Activity ▸ The result should be an exact copy of the entries that follow, with no pictures included.

==== Task input

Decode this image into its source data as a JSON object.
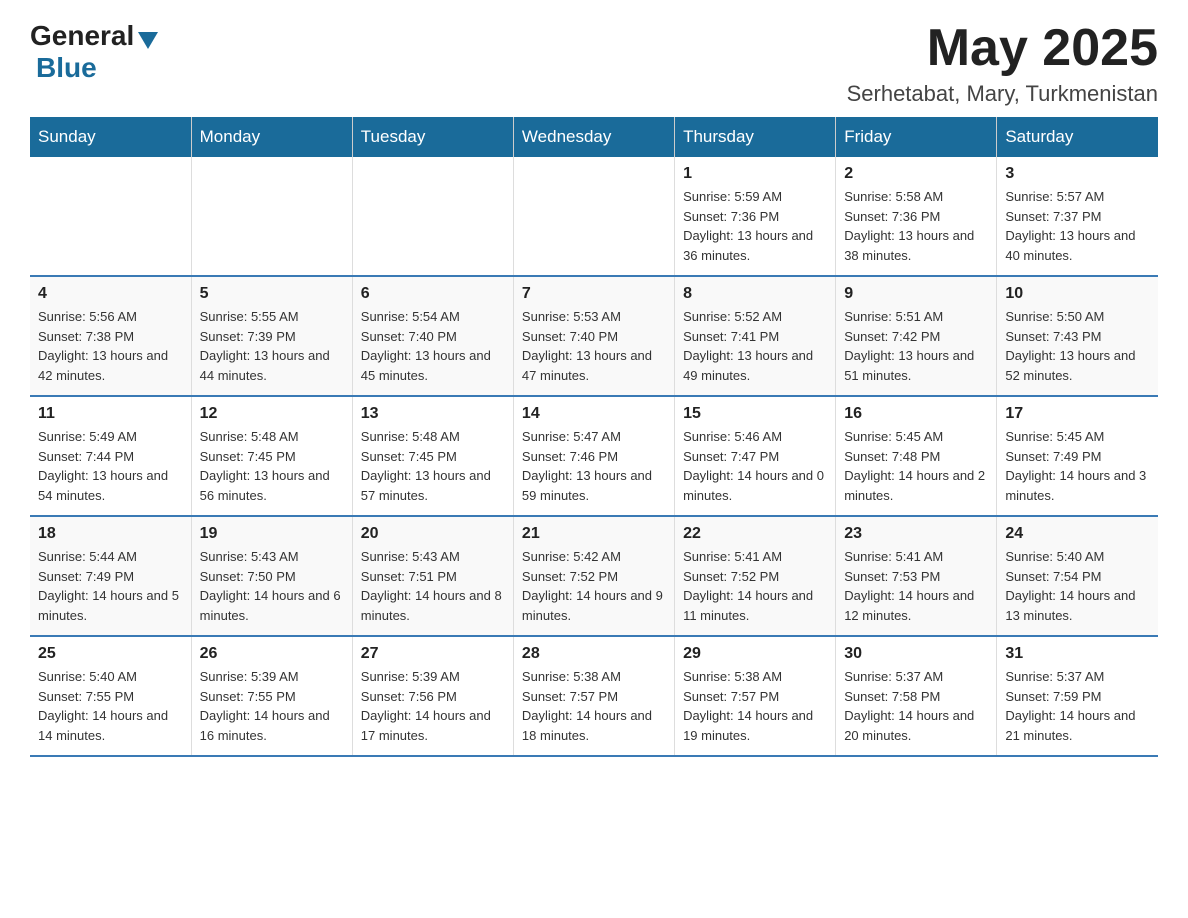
{
  "header": {
    "logo_general": "General",
    "logo_blue": "Blue",
    "month_year": "May 2025",
    "location": "Serhetabat, Mary, Turkmenistan"
  },
  "weekdays": [
    "Sunday",
    "Monday",
    "Tuesday",
    "Wednesday",
    "Thursday",
    "Friday",
    "Saturday"
  ],
  "weeks": [
    [
      {
        "day": "",
        "info": ""
      },
      {
        "day": "",
        "info": ""
      },
      {
        "day": "",
        "info": ""
      },
      {
        "day": "",
        "info": ""
      },
      {
        "day": "1",
        "info": "Sunrise: 5:59 AM\nSunset: 7:36 PM\nDaylight: 13 hours and 36 minutes."
      },
      {
        "day": "2",
        "info": "Sunrise: 5:58 AM\nSunset: 7:36 PM\nDaylight: 13 hours and 38 minutes."
      },
      {
        "day": "3",
        "info": "Sunrise: 5:57 AM\nSunset: 7:37 PM\nDaylight: 13 hours and 40 minutes."
      }
    ],
    [
      {
        "day": "4",
        "info": "Sunrise: 5:56 AM\nSunset: 7:38 PM\nDaylight: 13 hours and 42 minutes."
      },
      {
        "day": "5",
        "info": "Sunrise: 5:55 AM\nSunset: 7:39 PM\nDaylight: 13 hours and 44 minutes."
      },
      {
        "day": "6",
        "info": "Sunrise: 5:54 AM\nSunset: 7:40 PM\nDaylight: 13 hours and 45 minutes."
      },
      {
        "day": "7",
        "info": "Sunrise: 5:53 AM\nSunset: 7:40 PM\nDaylight: 13 hours and 47 minutes."
      },
      {
        "day": "8",
        "info": "Sunrise: 5:52 AM\nSunset: 7:41 PM\nDaylight: 13 hours and 49 minutes."
      },
      {
        "day": "9",
        "info": "Sunrise: 5:51 AM\nSunset: 7:42 PM\nDaylight: 13 hours and 51 minutes."
      },
      {
        "day": "10",
        "info": "Sunrise: 5:50 AM\nSunset: 7:43 PM\nDaylight: 13 hours and 52 minutes."
      }
    ],
    [
      {
        "day": "11",
        "info": "Sunrise: 5:49 AM\nSunset: 7:44 PM\nDaylight: 13 hours and 54 minutes."
      },
      {
        "day": "12",
        "info": "Sunrise: 5:48 AM\nSunset: 7:45 PM\nDaylight: 13 hours and 56 minutes."
      },
      {
        "day": "13",
        "info": "Sunrise: 5:48 AM\nSunset: 7:45 PM\nDaylight: 13 hours and 57 minutes."
      },
      {
        "day": "14",
        "info": "Sunrise: 5:47 AM\nSunset: 7:46 PM\nDaylight: 13 hours and 59 minutes."
      },
      {
        "day": "15",
        "info": "Sunrise: 5:46 AM\nSunset: 7:47 PM\nDaylight: 14 hours and 0 minutes."
      },
      {
        "day": "16",
        "info": "Sunrise: 5:45 AM\nSunset: 7:48 PM\nDaylight: 14 hours and 2 minutes."
      },
      {
        "day": "17",
        "info": "Sunrise: 5:45 AM\nSunset: 7:49 PM\nDaylight: 14 hours and 3 minutes."
      }
    ],
    [
      {
        "day": "18",
        "info": "Sunrise: 5:44 AM\nSunset: 7:49 PM\nDaylight: 14 hours and 5 minutes."
      },
      {
        "day": "19",
        "info": "Sunrise: 5:43 AM\nSunset: 7:50 PM\nDaylight: 14 hours and 6 minutes."
      },
      {
        "day": "20",
        "info": "Sunrise: 5:43 AM\nSunset: 7:51 PM\nDaylight: 14 hours and 8 minutes."
      },
      {
        "day": "21",
        "info": "Sunrise: 5:42 AM\nSunset: 7:52 PM\nDaylight: 14 hours and 9 minutes."
      },
      {
        "day": "22",
        "info": "Sunrise: 5:41 AM\nSunset: 7:52 PM\nDaylight: 14 hours and 11 minutes."
      },
      {
        "day": "23",
        "info": "Sunrise: 5:41 AM\nSunset: 7:53 PM\nDaylight: 14 hours and 12 minutes."
      },
      {
        "day": "24",
        "info": "Sunrise: 5:40 AM\nSunset: 7:54 PM\nDaylight: 14 hours and 13 minutes."
      }
    ],
    [
      {
        "day": "25",
        "info": "Sunrise: 5:40 AM\nSunset: 7:55 PM\nDaylight: 14 hours and 14 minutes."
      },
      {
        "day": "26",
        "info": "Sunrise: 5:39 AM\nSunset: 7:55 PM\nDaylight: 14 hours and 16 minutes."
      },
      {
        "day": "27",
        "info": "Sunrise: 5:39 AM\nSunset: 7:56 PM\nDaylight: 14 hours and 17 minutes."
      },
      {
        "day": "28",
        "info": "Sunrise: 5:38 AM\nSunset: 7:57 PM\nDaylight: 14 hours and 18 minutes."
      },
      {
        "day": "29",
        "info": "Sunrise: 5:38 AM\nSunset: 7:57 PM\nDaylight: 14 hours and 19 minutes."
      },
      {
        "day": "30",
        "info": "Sunrise: 5:37 AM\nSunset: 7:58 PM\nDaylight: 14 hours and 20 minutes."
      },
      {
        "day": "31",
        "info": "Sunrise: 5:37 AM\nSunset: 7:59 PM\nDaylight: 14 hours and 21 minutes."
      }
    ]
  ]
}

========

Task result ▸
Decode this image into its source data as a JSON object.
{
  "header": {
    "logo_general": "General",
    "logo_blue": "Blue",
    "month_year": "May 2025",
    "location": "Serhetabat, Mary, Turkmenistan"
  },
  "weekdays": [
    "Sunday",
    "Monday",
    "Tuesday",
    "Wednesday",
    "Thursday",
    "Friday",
    "Saturday"
  ],
  "weeks": [
    [
      {
        "day": "",
        "info": ""
      },
      {
        "day": "",
        "info": ""
      },
      {
        "day": "",
        "info": ""
      },
      {
        "day": "",
        "info": ""
      },
      {
        "day": "1",
        "info": "Sunrise: 5:59 AM\nSunset: 7:36 PM\nDaylight: 13 hours and 36 minutes."
      },
      {
        "day": "2",
        "info": "Sunrise: 5:58 AM\nSunset: 7:36 PM\nDaylight: 13 hours and 38 minutes."
      },
      {
        "day": "3",
        "info": "Sunrise: 5:57 AM\nSunset: 7:37 PM\nDaylight: 13 hours and 40 minutes."
      }
    ],
    [
      {
        "day": "4",
        "info": "Sunrise: 5:56 AM\nSunset: 7:38 PM\nDaylight: 13 hours and 42 minutes."
      },
      {
        "day": "5",
        "info": "Sunrise: 5:55 AM\nSunset: 7:39 PM\nDaylight: 13 hours and 44 minutes."
      },
      {
        "day": "6",
        "info": "Sunrise: 5:54 AM\nSunset: 7:40 PM\nDaylight: 13 hours and 45 minutes."
      },
      {
        "day": "7",
        "info": "Sunrise: 5:53 AM\nSunset: 7:40 PM\nDaylight: 13 hours and 47 minutes."
      },
      {
        "day": "8",
        "info": "Sunrise: 5:52 AM\nSunset: 7:41 PM\nDaylight: 13 hours and 49 minutes."
      },
      {
        "day": "9",
        "info": "Sunrise: 5:51 AM\nSunset: 7:42 PM\nDaylight: 13 hours and 51 minutes."
      },
      {
        "day": "10",
        "info": "Sunrise: 5:50 AM\nSunset: 7:43 PM\nDaylight: 13 hours and 52 minutes."
      }
    ],
    [
      {
        "day": "11",
        "info": "Sunrise: 5:49 AM\nSunset: 7:44 PM\nDaylight: 13 hours and 54 minutes."
      },
      {
        "day": "12",
        "info": "Sunrise: 5:48 AM\nSunset: 7:45 PM\nDaylight: 13 hours and 56 minutes."
      },
      {
        "day": "13",
        "info": "Sunrise: 5:48 AM\nSunset: 7:45 PM\nDaylight: 13 hours and 57 minutes."
      },
      {
        "day": "14",
        "info": "Sunrise: 5:47 AM\nSunset: 7:46 PM\nDaylight: 13 hours and 59 minutes."
      },
      {
        "day": "15",
        "info": "Sunrise: 5:46 AM\nSunset: 7:47 PM\nDaylight: 14 hours and 0 minutes."
      },
      {
        "day": "16",
        "info": "Sunrise: 5:45 AM\nSunset: 7:48 PM\nDaylight: 14 hours and 2 minutes."
      },
      {
        "day": "17",
        "info": "Sunrise: 5:45 AM\nSunset: 7:49 PM\nDaylight: 14 hours and 3 minutes."
      }
    ],
    [
      {
        "day": "18",
        "info": "Sunrise: 5:44 AM\nSunset: 7:49 PM\nDaylight: 14 hours and 5 minutes."
      },
      {
        "day": "19",
        "info": "Sunrise: 5:43 AM\nSunset: 7:50 PM\nDaylight: 14 hours and 6 minutes."
      },
      {
        "day": "20",
        "info": "Sunrise: 5:43 AM\nSunset: 7:51 PM\nDaylight: 14 hours and 8 minutes."
      },
      {
        "day": "21",
        "info": "Sunrise: 5:42 AM\nSunset: 7:52 PM\nDaylight: 14 hours and 9 minutes."
      },
      {
        "day": "22",
        "info": "Sunrise: 5:41 AM\nSunset: 7:52 PM\nDaylight: 14 hours and 11 minutes."
      },
      {
        "day": "23",
        "info": "Sunrise: 5:41 AM\nSunset: 7:53 PM\nDaylight: 14 hours and 12 minutes."
      },
      {
        "day": "24",
        "info": "Sunrise: 5:40 AM\nSunset: 7:54 PM\nDaylight: 14 hours and 13 minutes."
      }
    ],
    [
      {
        "day": "25",
        "info": "Sunrise: 5:40 AM\nSunset: 7:55 PM\nDaylight: 14 hours and 14 minutes."
      },
      {
        "day": "26",
        "info": "Sunrise: 5:39 AM\nSunset: 7:55 PM\nDaylight: 14 hours and 16 minutes."
      },
      {
        "day": "27",
        "info": "Sunrise: 5:39 AM\nSunset: 7:56 PM\nDaylight: 14 hours and 17 minutes."
      },
      {
        "day": "28",
        "info": "Sunrise: 5:38 AM\nSunset: 7:57 PM\nDaylight: 14 hours and 18 minutes."
      },
      {
        "day": "29",
        "info": "Sunrise: 5:38 AM\nSunset: 7:57 PM\nDaylight: 14 hours and 19 minutes."
      },
      {
        "day": "30",
        "info": "Sunrise: 5:37 AM\nSunset: 7:58 PM\nDaylight: 14 hours and 20 minutes."
      },
      {
        "day": "31",
        "info": "Sunrise: 5:37 AM\nSunset: 7:59 PM\nDaylight: 14 hours and 21 minutes."
      }
    ]
  ]
}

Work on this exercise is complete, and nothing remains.